A Franken-animal gradually offers a self-portrait by describing each of its striking physical characteristics, which are borrowed from recognizable animals. Next to each line of text ("I've got reindeer antlers") are beguiling textural close-ups of each feature, created with colored pencil and lush handmade papers. The animal's pig's ears are wispy and fibrous, and a "flamingo's neck," in marbled pinks and oranges, resembles luridly vibrant cotton candy. Additionally, the creature has a porcupine's spines, the beak of a toucan, and charcoal bat wings. The Miltons, a husband-and-wife team, don't have a surprise ending in store in their debut children's book. What you see is what you get, and in this case, it's a "reinde-piggy-porcu-croco-touca-flami-roos-dalma-chameleo-bat-frog," a tongue-twister that will have kids in stitches. The enthusiastic hybrid creature, finally seen in full on the final page, delivers the closing quip, "But you can call me gorgeous!" After all the suspense, the sum of its parts might not be as dramatic as some might have hoped, but this unique book is as fun and brassy as it is visually striking. Ages 3â6. (Nov.)[Page 51]. Copyright 2009 Reed Business Information.
- School Library Journal Reviews : SLJ Reviews 2010 January

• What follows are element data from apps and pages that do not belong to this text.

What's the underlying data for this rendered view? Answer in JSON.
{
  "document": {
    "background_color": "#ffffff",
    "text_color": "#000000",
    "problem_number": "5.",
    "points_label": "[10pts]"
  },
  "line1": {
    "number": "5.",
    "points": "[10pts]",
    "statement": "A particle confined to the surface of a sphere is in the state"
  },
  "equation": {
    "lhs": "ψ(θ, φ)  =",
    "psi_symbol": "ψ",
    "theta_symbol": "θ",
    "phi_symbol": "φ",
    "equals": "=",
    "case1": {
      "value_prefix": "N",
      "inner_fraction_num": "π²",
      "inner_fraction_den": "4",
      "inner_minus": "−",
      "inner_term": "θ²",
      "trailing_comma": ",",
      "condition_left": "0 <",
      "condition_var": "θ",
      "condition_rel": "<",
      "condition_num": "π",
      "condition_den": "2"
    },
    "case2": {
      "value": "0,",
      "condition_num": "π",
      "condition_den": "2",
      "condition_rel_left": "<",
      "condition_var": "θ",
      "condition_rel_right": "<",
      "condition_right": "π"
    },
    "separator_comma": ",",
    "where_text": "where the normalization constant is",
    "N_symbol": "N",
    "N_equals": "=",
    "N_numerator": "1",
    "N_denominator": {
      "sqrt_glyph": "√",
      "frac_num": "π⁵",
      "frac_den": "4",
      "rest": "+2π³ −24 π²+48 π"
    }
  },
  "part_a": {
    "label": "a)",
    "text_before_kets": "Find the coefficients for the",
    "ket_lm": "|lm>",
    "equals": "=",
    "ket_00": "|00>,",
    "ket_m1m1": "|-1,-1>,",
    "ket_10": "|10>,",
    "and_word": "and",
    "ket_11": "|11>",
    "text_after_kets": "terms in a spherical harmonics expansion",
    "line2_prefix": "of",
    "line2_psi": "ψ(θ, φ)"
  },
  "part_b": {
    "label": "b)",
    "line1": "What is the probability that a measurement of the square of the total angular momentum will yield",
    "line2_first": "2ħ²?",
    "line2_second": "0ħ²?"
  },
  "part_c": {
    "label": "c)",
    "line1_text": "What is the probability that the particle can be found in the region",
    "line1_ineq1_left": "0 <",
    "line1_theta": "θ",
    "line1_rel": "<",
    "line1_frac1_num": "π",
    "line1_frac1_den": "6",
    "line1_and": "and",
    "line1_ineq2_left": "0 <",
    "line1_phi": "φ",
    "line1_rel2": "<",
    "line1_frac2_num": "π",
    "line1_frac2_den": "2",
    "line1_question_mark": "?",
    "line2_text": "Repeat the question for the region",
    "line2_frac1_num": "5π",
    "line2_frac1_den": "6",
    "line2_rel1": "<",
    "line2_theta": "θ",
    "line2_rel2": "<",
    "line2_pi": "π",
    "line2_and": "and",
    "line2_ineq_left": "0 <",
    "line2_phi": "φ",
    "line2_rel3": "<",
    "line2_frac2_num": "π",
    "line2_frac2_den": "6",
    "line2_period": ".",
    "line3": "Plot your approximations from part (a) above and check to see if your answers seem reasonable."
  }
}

PreSâA mystery animal describes its many characteristics ("I've got reindeer antlers and the ears of a pig"), leading up to the big reveal: "I'm a reinde-piggy-porcu-croco-touca-flami-roos-dalma-chameleo-bat-frog. But...you can call me GORGEOUS!" The book is visually rich but lacking in substance. The clues do not lead to a solvable mystery, since the animal is a fantasy creature of borrowed body parts, and to call the result "gorgeous" is a bit of a stretch. The story makes no statement about beauty being in the eye of the beholder or about valuing uniqueness; it is simply an exercise in fantasy. The large format, thick creamy paper, and highly textured illustrations featuring close-ups of the various animal body parts are indeed gorgeous. Full-body illustrations of the named animals decorate the endpapers, providing context, though some creatures are obscured by the dust jacket. While a first look at the book is visually arresting, the weak story will not hold up to repeated readings.âHeidi Estrin, Feldman Children's Library at Congregation B'nai Israel, Boca Raton, FL[Page 79]. Copyright 2008 Reed Business Information.